Beginning with the line that contains "What's the underlying", copy each remaining line of the data below exactly.
*** Opening Input data ***
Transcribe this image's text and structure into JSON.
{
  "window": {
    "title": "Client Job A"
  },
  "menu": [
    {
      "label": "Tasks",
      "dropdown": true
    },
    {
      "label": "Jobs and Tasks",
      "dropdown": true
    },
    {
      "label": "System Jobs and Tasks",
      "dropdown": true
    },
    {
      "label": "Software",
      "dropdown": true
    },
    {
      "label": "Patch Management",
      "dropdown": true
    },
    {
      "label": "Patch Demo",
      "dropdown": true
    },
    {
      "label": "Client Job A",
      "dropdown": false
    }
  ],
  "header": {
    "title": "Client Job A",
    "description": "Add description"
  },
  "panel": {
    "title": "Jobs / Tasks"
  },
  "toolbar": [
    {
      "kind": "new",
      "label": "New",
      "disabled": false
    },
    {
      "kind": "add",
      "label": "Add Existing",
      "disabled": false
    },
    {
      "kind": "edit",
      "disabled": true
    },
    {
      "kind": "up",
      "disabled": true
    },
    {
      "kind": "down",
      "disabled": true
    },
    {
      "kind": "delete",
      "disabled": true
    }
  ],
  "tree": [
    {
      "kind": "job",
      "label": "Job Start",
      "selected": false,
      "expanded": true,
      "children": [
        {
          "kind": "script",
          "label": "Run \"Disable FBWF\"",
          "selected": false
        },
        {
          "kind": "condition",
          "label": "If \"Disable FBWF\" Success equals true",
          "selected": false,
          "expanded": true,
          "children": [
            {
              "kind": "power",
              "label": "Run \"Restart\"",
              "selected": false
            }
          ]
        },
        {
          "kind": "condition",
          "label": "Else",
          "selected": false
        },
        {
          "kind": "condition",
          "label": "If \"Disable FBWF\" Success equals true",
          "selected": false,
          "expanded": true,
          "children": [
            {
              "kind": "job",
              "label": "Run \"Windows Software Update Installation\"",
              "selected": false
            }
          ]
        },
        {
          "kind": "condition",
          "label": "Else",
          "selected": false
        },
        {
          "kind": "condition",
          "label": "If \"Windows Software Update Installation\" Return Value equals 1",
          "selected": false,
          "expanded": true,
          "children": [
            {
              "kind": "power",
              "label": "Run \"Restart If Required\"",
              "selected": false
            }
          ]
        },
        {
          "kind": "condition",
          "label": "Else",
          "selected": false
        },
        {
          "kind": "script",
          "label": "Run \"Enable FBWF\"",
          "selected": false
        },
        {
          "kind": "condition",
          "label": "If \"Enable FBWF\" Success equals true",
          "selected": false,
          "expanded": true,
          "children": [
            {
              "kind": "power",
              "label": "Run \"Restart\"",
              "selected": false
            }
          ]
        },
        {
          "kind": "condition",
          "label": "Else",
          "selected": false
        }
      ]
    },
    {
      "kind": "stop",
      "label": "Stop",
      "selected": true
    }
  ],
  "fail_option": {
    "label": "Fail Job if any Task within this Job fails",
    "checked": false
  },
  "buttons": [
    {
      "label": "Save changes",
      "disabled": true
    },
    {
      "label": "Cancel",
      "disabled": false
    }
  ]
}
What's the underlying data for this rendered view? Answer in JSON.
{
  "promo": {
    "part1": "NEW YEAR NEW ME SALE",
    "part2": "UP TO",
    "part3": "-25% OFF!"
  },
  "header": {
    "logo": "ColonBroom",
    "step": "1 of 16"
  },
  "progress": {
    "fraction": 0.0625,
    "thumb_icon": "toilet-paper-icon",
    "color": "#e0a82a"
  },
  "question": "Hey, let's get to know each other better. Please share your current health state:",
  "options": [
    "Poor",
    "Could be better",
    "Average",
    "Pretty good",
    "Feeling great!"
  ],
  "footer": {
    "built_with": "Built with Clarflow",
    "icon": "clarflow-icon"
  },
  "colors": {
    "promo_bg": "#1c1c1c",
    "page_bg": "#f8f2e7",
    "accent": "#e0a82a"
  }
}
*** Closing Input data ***
**Written response**
What's the underlying data for this rendered view? Answer in JSON.
{
  "promo": {
    "part1": "NEW YEAR NEW ME SALE",
    "part2": "UP TO",
    "part3": "-25% OFF!"
  },
  "header": {
    "logo": "ColonBroom",
    "step": "1 of 16"
  },
  "progress": {
    "fraction": 0.0625,
    "thumb_icon": "toilet-paper-icon",
    "color": "#e0a82a"
  },
  "question": "Hey, let's get to know each other better. Please share your current health state:",
  "options": [
    "Poor",
    "Could be better",
    "Average",
    "Pretty good",
    "Feeling great!"
  ],
  "footer": {
    "built_with": "Built with Clarflow",
    "icon": "clarflow-icon"
  },
  "colors": {
    "promo_bg": "#1c1c1c",
    "page_bg": "#f8f2e7",
    "accent": "#e0a82a"
  }
}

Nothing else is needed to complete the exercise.